The new book includes choice material from the early essays, sometimes unchanged, often more judiciously phrased. I don’t find here the claim that Eliot was ‘the century’s greatest poet’, though no greater is proposed.
The complaint of Arnold’s poem is that we are opaque not only to others but to ourselves.
Raine offers this as the key to Eliot’s poems: ‘The failure to live fully is a central, recurring theme of Eliot’s poetry.’ He keeps coming back to it.
In the new book, as in these essays, Raine assumes that his readers are likely to be ‘somewhat impure and apt to confuse issues’.
It is my impression that he remained patient with readers of Eliot till 1996.

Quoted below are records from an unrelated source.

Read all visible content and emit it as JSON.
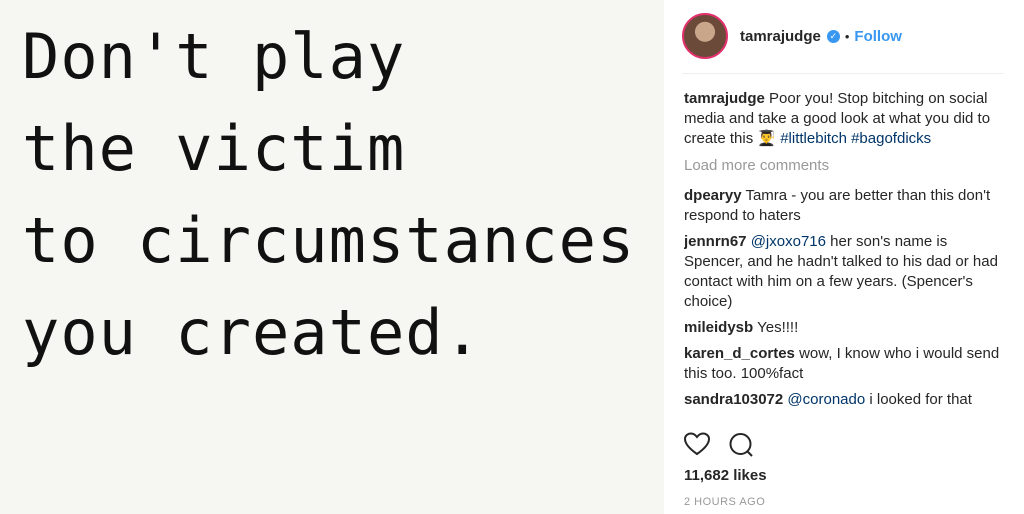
{
  "post": {
    "quote_lines": [
      "Don't play",
      "the victim",
      "to circumstances",
      "you created."
    ]
  },
  "header": {
    "username": "tamrajudge",
    "separator": "•",
    "follow_label": "Follow"
  },
  "caption": {
    "username": "tamrajudge",
    "text": "Poor you! Stop bitching on social media and take a good look at what you did to create this 👨‍🎓",
    "hashtag1": "#littlebitch",
    "hashtag2": "#bagofdicks"
  },
  "load_more": "Load more comments",
  "comments": [
    {
      "user": "dpearyy",
      "text": "Tamra - you are better than this don't respond to haters"
    },
    {
      "user": "jennrn67",
      "mention": "@jxoxo716",
      "text": "her son's name is Spencer, and he hadn't talked to his dad or had contact with him on a few years. (Spencer's choice)"
    },
    {
      "user": "mileidysb",
      "text": "Yes!!!!"
    },
    {
      "user": "karen_d_cortes",
      "text": "wow, I know who i would send this too. 100%fact"
    },
    {
      "user": "sandra103072",
      "mention": "@coronado",
      "text": "i looked for that"
    }
  ],
  "likes": "11,682 likes",
  "timestamp": "2 HOURS AGO",
  "icons": {
    "like": "heart-icon",
    "comment": "comment-icon",
    "verified": "verified-badge-icon"
  },
  "colors": {
    "link": "#3897f0",
    "hashtag": "#003569",
    "muted": "#999999"
  }
}
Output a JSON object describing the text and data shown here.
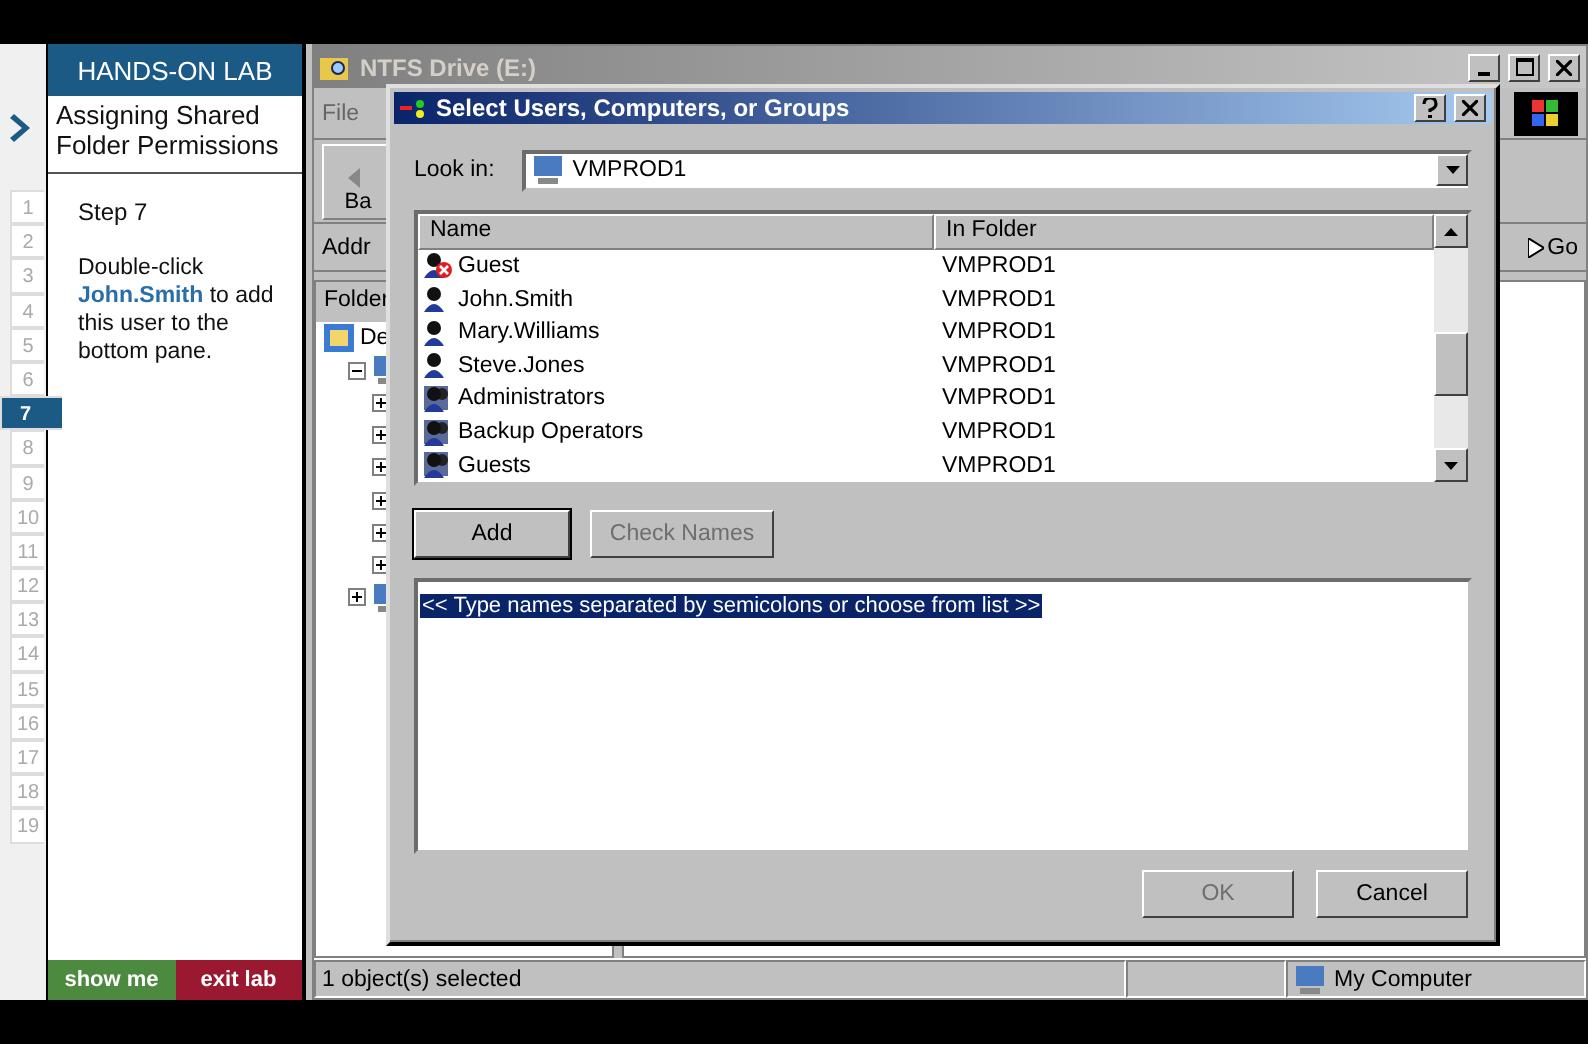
{
  "lab": {
    "header": "HANDS-ON LAB",
    "title": "Assigning Shared Folder Permissions",
    "step": "Step 7",
    "instruction": "Double-click **John.Smith** to add this user to the bottom pane.",
    "steps": [
      {
        "label": "1",
        "selected": false
      },
      {
        "label": "2",
        "selected": false
      },
      {
        "label": "3",
        "selected": false
      },
      {
        "label": "4",
        "selected": false
      },
      {
        "label": "5",
        "selected": false
      },
      {
        "label": "6",
        "selected": false
      },
      {
        "label": "7",
        "selected": true
      },
      {
        "label": "8",
        "selected": false
      },
      {
        "label": "9",
        "selected": false
      },
      {
        "label": "10",
        "selected": false
      },
      {
        "label": "11",
        "selected": false
      },
      {
        "label": "12",
        "selected": false
      },
      {
        "label": "13",
        "selected": false
      },
      {
        "label": "14",
        "selected": false
      },
      {
        "label": "15",
        "selected": false
      },
      {
        "label": "16",
        "selected": false
      },
      {
        "label": "17",
        "selected": false
      },
      {
        "label": "18",
        "selected": false
      },
      {
        "label": "19",
        "selected": false
      }
    ],
    "buttons": [
      "show me",
      "exit lab"
    ]
  },
  "explorer": {
    "title": "NTFS Drive (E:)",
    "menu": "File",
    "back": "Ba",
    "address": "Addr",
    "go": "Go",
    "folders": "Folder",
    "tree": {
      "label": "De",
      "children": [
        {
          "expanded": true,
          "children": [
            {
              "expanded": false
            },
            {
              "expanded": false
            },
            {
              "expanded": false
            },
            {
              "expanded": false
            },
            {
              "expanded": false
            },
            {
              "expanded": false
            }
          ]
        },
        {
          "expanded": false
        }
      ]
    },
    "status": "1 object(s) selected",
    "zone": "My Computer"
  },
  "dialog": {
    "title": "Select Users, Computers, or Groups",
    "look_in_label": "Look in:",
    "look_in": "VMPROD1",
    "columns": [
      "Name",
      "In Folder"
    ],
    "rows": [
      {
        "kind": "disabled-user",
        "name": "Guest",
        "folder": "VMPROD1"
      },
      {
        "kind": "user",
        "name": "John.Smith",
        "folder": "VMPROD1"
      },
      {
        "kind": "user",
        "name": "Mary.Williams",
        "folder": "VMPROD1"
      },
      {
        "kind": "user",
        "name": "Steve.Jones",
        "folder": "VMPROD1"
      },
      {
        "kind": "group",
        "name": "Administrators",
        "folder": "VMPROD1"
      },
      {
        "kind": "group",
        "name": "Backup Operators",
        "folder": "VMPROD1"
      },
      {
        "kind": "group",
        "name": "Guests",
        "folder": "VMPROD1"
      }
    ],
    "add": {
      "label": "Add",
      "disabled": false
    },
    "check": {
      "label": "Check Names",
      "disabled": true
    },
    "names_hint": "<< Type names separated by semicolons or choose from list >>",
    "ok": {
      "label": "OK",
      "disabled": true
    },
    "cancel": {
      "label": "Cancel",
      "disabled": false
    }
  }
}
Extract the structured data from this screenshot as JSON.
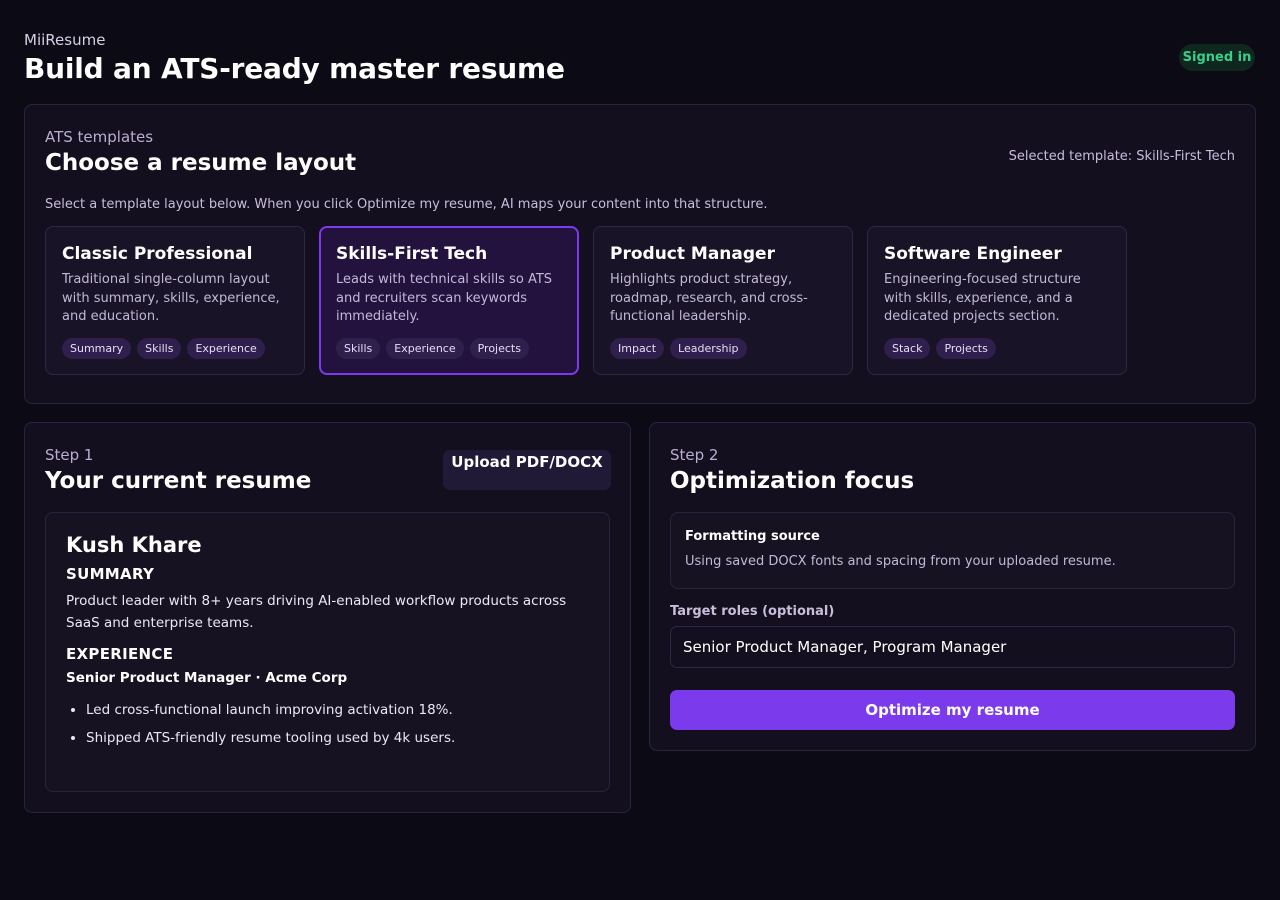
{
  "header": {
    "brand": "MiiResume",
    "title": "Build an ATS-ready master resume",
    "status_badge": "Signed in"
  },
  "templates": {
    "eyebrow": "ATS templates",
    "title": "Choose a resume layout",
    "selected_label": "Selected template: Skills-First Tech",
    "help_text": "Select a template layout below. When you click Optimize my resume, AI maps your content into that structure.",
    "cards": [
      {
        "name": "Classic Professional",
        "description": "Traditional single-column layout with summary, skills, experience, and education.",
        "tags": [
          "Summary",
          "Skills",
          "Experience"
        ],
        "selected": false
      },
      {
        "name": "Skills-First Tech",
        "description": "Leads with technical skills so ATS and recruiters scan keywords immediately.",
        "tags": [
          "Skills",
          "Experience",
          "Projects"
        ],
        "selected": true
      },
      {
        "name": "Product Manager",
        "description": "Highlights product strategy, roadmap, research, and cross-functional leadership.",
        "tags": [
          "Impact",
          "Leadership"
        ],
        "selected": false
      },
      {
        "name": "Software Engineer",
        "description": "Engineering-focused structure with skills, experience, and a dedicated projects section.",
        "tags": [
          "Stack",
          "Projects"
        ],
        "selected": false
      }
    ]
  },
  "step1": {
    "eyebrow": "Step 1",
    "title": "Your current resume",
    "upload_label": "Upload PDF/DOCX",
    "resume": {
      "name": "Kush Khare",
      "summary_heading": "SUMMARY",
      "summary": "Product leader with 8+ years driving AI-enabled workflow products across SaaS and enterprise teams.",
      "experience_heading": "EXPERIENCE",
      "role": "Senior Product Manager · Acme Corp",
      "bullets": [
        "Led cross-functional launch improving activation 18%.",
        "Shipped ATS-friendly resume tooling used by 4k users."
      ]
    }
  },
  "step2": {
    "eyebrow": "Step 2",
    "title": "Optimization focus",
    "format_title": "Formatting source",
    "format_desc": "Using saved DOCX fonts and spacing from your uploaded resume.",
    "target_label": "Target roles (optional)",
    "target_value": "Senior Product Manager, Program Manager",
    "optimize_label": "Optimize my resume"
  },
  "colors": {
    "background": "#0c0a14",
    "panel": "#130f1f",
    "accent": "#7c3aed",
    "success": "#37d08a"
  }
}
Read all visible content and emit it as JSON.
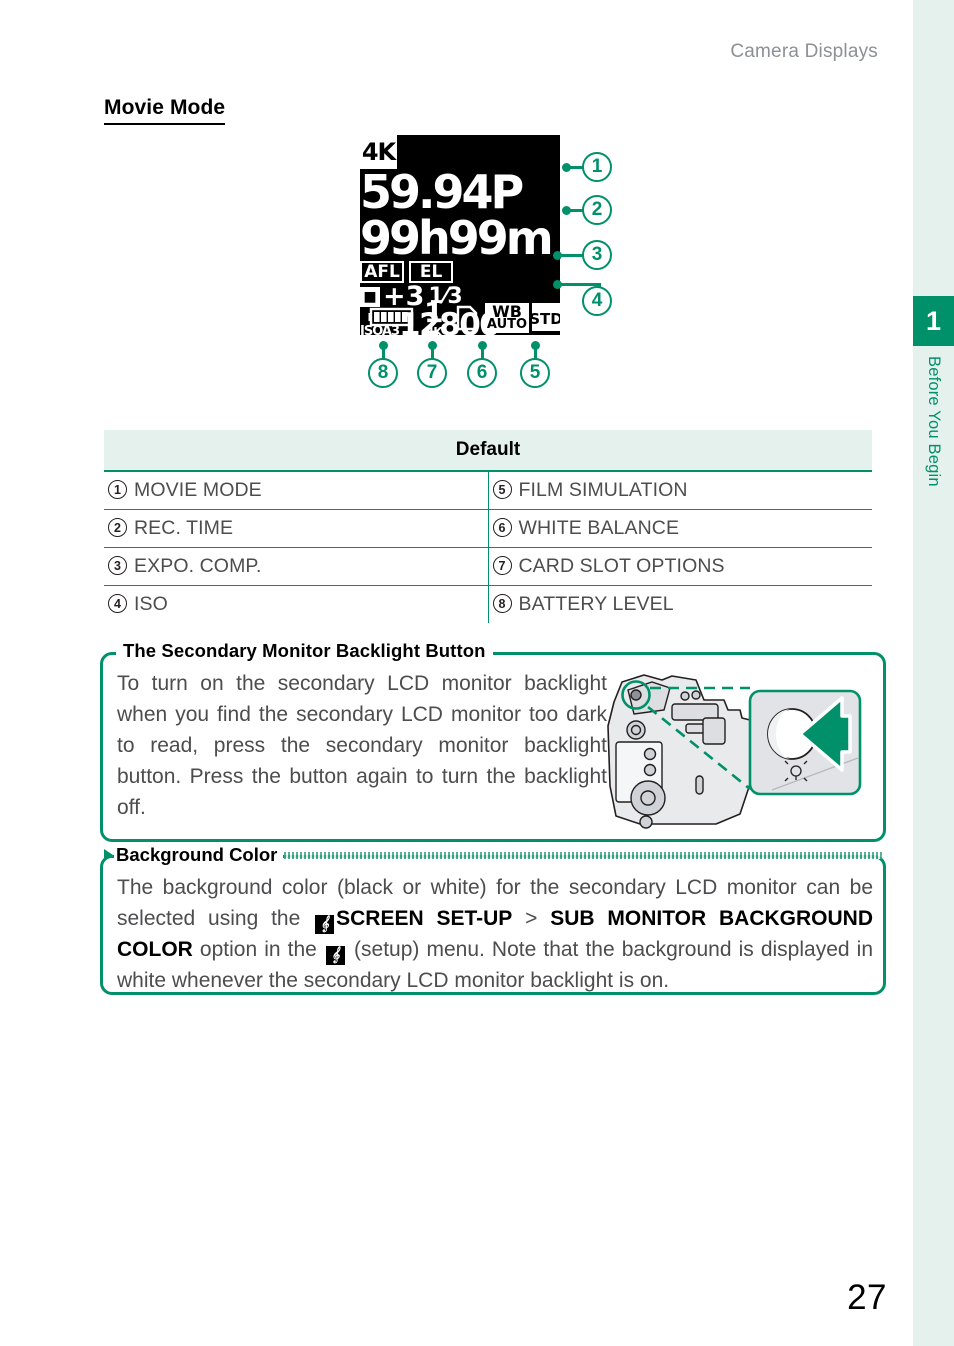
{
  "running_head": "Camera Displays",
  "page_title": "Movie Mode",
  "folio": "27",
  "chapter": {
    "number": "1",
    "label": "Before You Begin"
  },
  "lcd": {
    "quality": "4K",
    "frame_rate": "59.94P",
    "rec_time": "99h99m",
    "af_lock": "AFL",
    "ae_lock": "EL",
    "exposure_comp_icon": "exposure-comp-icon",
    "exposure_comp": "+3",
    "exposure_comp_fraction_num": "1",
    "exposure_comp_fraction_den": "3",
    "iso_tag": "ISOA3",
    "iso_value": "12800",
    "battery_icon": "battery-full-icon",
    "card_slot_number": "1",
    "card_slot_sub": "4K",
    "card_icon": "sd-card-icon",
    "white_balance_line1": "WB",
    "white_balance_line2": "AUTO",
    "film_simulation": "STD"
  },
  "callouts": [
    {
      "n": "1"
    },
    {
      "n": "2"
    },
    {
      "n": "3"
    },
    {
      "n": "4"
    },
    {
      "n": "5"
    },
    {
      "n": "6"
    },
    {
      "n": "7"
    },
    {
      "n": "8"
    }
  ],
  "table": {
    "header": "Default",
    "rows": [
      {
        "ln": "1",
        "llabel": "MOVIE MODE",
        "rn": "5",
        "rlabel": "FILM SIMULATION"
      },
      {
        "ln": "2",
        "llabel": "REC. TIME",
        "rn": "6",
        "rlabel": "WHITE BALANCE"
      },
      {
        "ln": "3",
        "llabel": "EXPO. COMP.",
        "rn": "7",
        "rlabel": "CARD SLOT OPTIONS"
      },
      {
        "ln": "4",
        "llabel": "ISO",
        "rn": "8",
        "rlabel": "BATTERY LEVEL"
      }
    ]
  },
  "note_backlight": {
    "title": "The Secondary Monitor Backlight Button",
    "body": "To turn on the secondary LCD monitor backlight when you find the secondary LCD monitor too dark to read, press the secondary monitor backlight button. Press the button again to turn the backlight off.",
    "figure_name": "camera-backlight-button-illustration"
  },
  "note_background": {
    "title": "Background Color",
    "text_1": "The background color (black or white) for the secondary LCD monitor can be selected using the ",
    "menu_icon_1": "setup-menu-icon",
    "bold_1": "SCREEN SET-UP",
    "sep": " > ",
    "bold_2": "SUB MONITOR BACKGROUND COLOR",
    "text_2": " option in the ",
    "menu_icon_2": "setup-menu-icon",
    "text_3": " (setup) menu. Note that the background is displayed in white whenever the secondary LCD monitor backlight is on."
  },
  "colors": {
    "green": "#00906a",
    "light_green": "#e4f1ec",
    "body_gray": "#4d4d4f",
    "head_gray": "#8d9094"
  }
}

Read as part of the Collected Poems 1909-1962."So intimate, this Chopin, that I think his soul Should be resurrected only among friends Some two or three, who will not touch the bloom That is rubbed and questioned in the concert room."Thomas Stearns Eliot was a poet, dramatist and literary critic.
He received the Nobel Prize in Literature in 1948 "for his outstanding, pioneer contribution to present-day poetry." He wrote the poems The Love Song of J.
Eliot was born an American, moved to the United Kingdom in 1914 (at the age of 25), and became a British subject in 1927 at the age of 39.
The American poet, critic and publisher T S Eliot was born into a comfortable and historically distinguished family in St. He studied at Smith Academy and then Harvard, where he undertook an eclectic range of courses before settling on a BA in what would now be called Comparative Literature and an MA in English Literature.